--- Records Enclosed Below ---
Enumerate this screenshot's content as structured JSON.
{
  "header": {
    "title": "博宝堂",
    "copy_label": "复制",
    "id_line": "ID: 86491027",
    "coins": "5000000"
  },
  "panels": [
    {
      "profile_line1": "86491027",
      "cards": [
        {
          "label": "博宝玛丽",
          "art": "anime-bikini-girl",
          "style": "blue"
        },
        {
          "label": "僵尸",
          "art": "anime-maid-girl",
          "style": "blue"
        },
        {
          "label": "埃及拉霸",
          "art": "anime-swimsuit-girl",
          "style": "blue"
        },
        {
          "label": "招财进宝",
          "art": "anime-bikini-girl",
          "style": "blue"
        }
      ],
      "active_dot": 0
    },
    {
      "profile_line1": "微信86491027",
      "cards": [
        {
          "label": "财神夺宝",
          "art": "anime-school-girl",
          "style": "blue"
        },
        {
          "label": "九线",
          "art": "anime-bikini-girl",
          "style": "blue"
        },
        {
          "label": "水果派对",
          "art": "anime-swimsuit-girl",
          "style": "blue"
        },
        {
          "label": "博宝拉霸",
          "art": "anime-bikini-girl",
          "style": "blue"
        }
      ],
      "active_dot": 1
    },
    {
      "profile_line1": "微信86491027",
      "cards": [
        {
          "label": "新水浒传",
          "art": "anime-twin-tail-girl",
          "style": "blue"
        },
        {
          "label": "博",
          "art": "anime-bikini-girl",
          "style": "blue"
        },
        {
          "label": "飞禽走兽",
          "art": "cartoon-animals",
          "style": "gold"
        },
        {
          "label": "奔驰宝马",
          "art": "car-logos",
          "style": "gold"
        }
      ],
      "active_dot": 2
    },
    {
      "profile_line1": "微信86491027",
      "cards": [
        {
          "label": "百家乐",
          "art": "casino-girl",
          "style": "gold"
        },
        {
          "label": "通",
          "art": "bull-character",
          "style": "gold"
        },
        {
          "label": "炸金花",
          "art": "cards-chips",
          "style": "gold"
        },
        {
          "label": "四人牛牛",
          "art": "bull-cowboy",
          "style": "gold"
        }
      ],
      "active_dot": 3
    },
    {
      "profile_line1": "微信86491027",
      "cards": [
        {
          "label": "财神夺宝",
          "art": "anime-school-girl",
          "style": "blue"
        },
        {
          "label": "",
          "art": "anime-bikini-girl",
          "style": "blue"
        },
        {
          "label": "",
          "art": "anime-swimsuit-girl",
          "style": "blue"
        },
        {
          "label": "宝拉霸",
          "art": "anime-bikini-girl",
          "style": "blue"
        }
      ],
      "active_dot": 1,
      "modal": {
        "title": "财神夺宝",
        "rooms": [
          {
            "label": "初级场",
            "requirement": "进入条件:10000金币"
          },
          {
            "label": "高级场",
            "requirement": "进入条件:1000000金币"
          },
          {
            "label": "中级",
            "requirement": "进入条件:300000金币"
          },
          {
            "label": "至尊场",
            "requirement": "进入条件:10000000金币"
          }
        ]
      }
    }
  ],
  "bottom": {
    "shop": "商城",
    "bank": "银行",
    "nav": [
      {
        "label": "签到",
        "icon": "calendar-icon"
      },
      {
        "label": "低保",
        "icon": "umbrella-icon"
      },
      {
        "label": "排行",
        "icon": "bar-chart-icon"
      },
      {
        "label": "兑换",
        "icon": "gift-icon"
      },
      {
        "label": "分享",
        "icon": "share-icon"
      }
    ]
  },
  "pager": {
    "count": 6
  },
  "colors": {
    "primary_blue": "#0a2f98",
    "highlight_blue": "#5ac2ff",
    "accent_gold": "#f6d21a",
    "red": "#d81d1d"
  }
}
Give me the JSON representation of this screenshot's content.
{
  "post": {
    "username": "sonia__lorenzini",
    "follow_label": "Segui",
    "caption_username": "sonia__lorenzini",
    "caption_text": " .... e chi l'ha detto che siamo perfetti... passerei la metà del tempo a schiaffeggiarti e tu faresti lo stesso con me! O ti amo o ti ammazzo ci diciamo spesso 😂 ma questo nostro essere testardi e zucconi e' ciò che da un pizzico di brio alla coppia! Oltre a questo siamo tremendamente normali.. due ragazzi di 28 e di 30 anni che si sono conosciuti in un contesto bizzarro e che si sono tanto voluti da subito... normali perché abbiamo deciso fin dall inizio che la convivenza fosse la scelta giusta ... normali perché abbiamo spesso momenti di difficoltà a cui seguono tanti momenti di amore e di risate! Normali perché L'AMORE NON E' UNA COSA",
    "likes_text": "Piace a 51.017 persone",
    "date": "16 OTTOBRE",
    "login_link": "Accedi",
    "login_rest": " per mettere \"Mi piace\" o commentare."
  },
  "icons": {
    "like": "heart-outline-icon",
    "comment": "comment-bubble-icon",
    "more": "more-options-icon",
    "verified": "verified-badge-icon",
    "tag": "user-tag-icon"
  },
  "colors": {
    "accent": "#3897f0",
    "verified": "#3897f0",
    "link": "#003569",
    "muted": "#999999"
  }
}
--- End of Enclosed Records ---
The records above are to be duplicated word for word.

### Solution below
Enumerate this screenshot's content as structured JSON.
{
  "header": {
    "title": "博宝堂",
    "copy_label": "复制",
    "id_line": "ID: 86491027",
    "coins": "5000000"
  },
  "panels": [
    {
      "profile_line1": "86491027",
      "cards": [
        {
          "label": "博宝玛丽",
          "art": "anime-bikini-girl",
          "style": "blue"
        },
        {
          "label": "僵尸",
          "art": "anime-maid-girl",
          "style": "blue"
        },
        {
          "label": "埃及拉霸",
          "art": "anime-swimsuit-girl",
          "style": "blue"
        },
        {
          "label": "招财进宝",
          "art": "anime-bikini-girl",
          "style": "blue"
        }
      ],
      "active_dot": 0
    },
    {
      "profile_line1": "微信86491027",
      "cards": [
        {
          "label": "财神夺宝",
          "art": "anime-school-girl",
          "style": "blue"
        },
        {
          "label": "九线",
          "art": "anime-bikini-girl",
          "style": "blue"
        },
        {
          "label": "水果派对",
          "art": "anime-swimsuit-girl",
          "style": "blue"
        },
        {
          "label": "博宝拉霸",
          "art": "anime-bikini-girl",
          "style": "blue"
        }
      ],
      "active_dot": 1
    },
    {
      "profile_line1": "微信86491027",
      "cards": [
        {
          "label": "新水浒传",
          "art": "anime-twin-tail-girl",
          "style": "blue"
        },
        {
          "label": "博",
          "art": "anime-bikini-girl",
          "style": "blue"
        },
        {
          "label": "飞禽走兽",
          "art": "cartoon-animals",
          "style": "gold"
        },
        {
          "label": "奔驰宝马",
          "art": "car-logos",
          "style": "gold"
        }
      ],
      "active_dot": 2
    },
    {
      "profile_line1": "微信86491027",
      "cards": [
        {
          "label": "百家乐",
          "art": "casino-girl",
          "style": "gold"
        },
        {
          "label": "通",
          "art": "bull-character",
          "style": "gold"
        },
        {
          "label": "炸金花",
          "art": "cards-chips",
          "style": "gold"
        },
        {
          "label": "四人牛牛",
          "art": "bull-cowboy",
          "style": "gold"
        }
      ],
      "active_dot": 3
    },
    {
      "profile_line1": "微信86491027",
      "cards": [
        {
          "label": "财神夺宝",
          "art": "anime-school-girl",
          "style": "blue"
        },
        {
          "label": "",
          "art": "anime-bikini-girl",
          "style": "blue"
        },
        {
          "label": "",
          "art": "anime-swimsuit-girl",
          "style": "blue"
        },
        {
          "label": "宝拉霸",
          "art": "anime-bikini-girl",
          "style": "blue"
        }
      ],
      "active_dot": 1,
      "modal": {
        "title": "财神夺宝",
        "rooms": [
          {
            "label": "初级场",
            "requirement": "进入条件:10000金币"
          },
          {
            "label": "高级场",
            "requirement": "进入条件:1000000金币"
          },
          {
            "label": "中级",
            "requirement": "进入条件:300000金币"
          },
          {
            "label": "至尊场",
            "requirement": "进入条件:10000000金币"
          }
        ]
      }
    }
  ],
  "bottom": {
    "shop": "商城",
    "bank": "银行",
    "nav": [
      {
        "label": "签到",
        "icon": "calendar-icon"
      },
      {
        "label": "低保",
        "icon": "umbrella-icon"
      },
      {
        "label": "排行",
        "icon": "bar-chart-icon"
      },
      {
        "label": "兑换",
        "icon": "gift-icon"
      },
      {
        "label": "分享",
        "icon": "share-icon"
      }
    ]
  },
  "pager": {
    "count": 6
  },
  "colors": {
    "primary_blue": "#0a2f98",
    "highlight_blue": "#5ac2ff",
    "accent_gold": "#f6d21a",
    "red": "#d81d1d"
  }
}
Give me the JSON representation of this screenshot's content.
{
  "post": {
    "username": "sonia__lorenzini",
    "follow_label": "Segui",
    "caption_username": "sonia__lorenzini",
    "caption_text": " .... e chi l'ha detto che siamo perfetti... passerei la metà del tempo a schiaffeggiarti e tu faresti lo stesso con me! O ti amo o ti ammazzo ci diciamo spesso 😂 ma questo nostro essere testardi e zucconi e' ciò che da un pizzico di brio alla coppia! Oltre a questo siamo tremendamente normali.. due ragazzi di 28 e di 30 anni che si sono conosciuti in un contesto bizzarro e che si sono tanto voluti da subito... normali perché abbiamo deciso fin dall inizio che la convivenza fosse la scelta giusta ... normali perché abbiamo spesso momenti di difficoltà a cui seguono tanti momenti di amore e di risate! Normali perché L'AMORE NON E' UNA COSA",
    "likes_text": "Piace a 51.017 persone",
    "date": "16 OTTOBRE",
    "login_link": "Accedi",
    "login_rest": " per mettere \"Mi piace\" o commentare."
  },
  "icons": {
    "like": "heart-outline-icon",
    "comment": "comment-bubble-icon",
    "more": "more-options-icon",
    "verified": "verified-badge-icon",
    "tag": "user-tag-icon"
  },
  "colors": {
    "accent": "#3897f0",
    "verified": "#3897f0",
    "link": "#003569",
    "muted": "#999999"
  }
}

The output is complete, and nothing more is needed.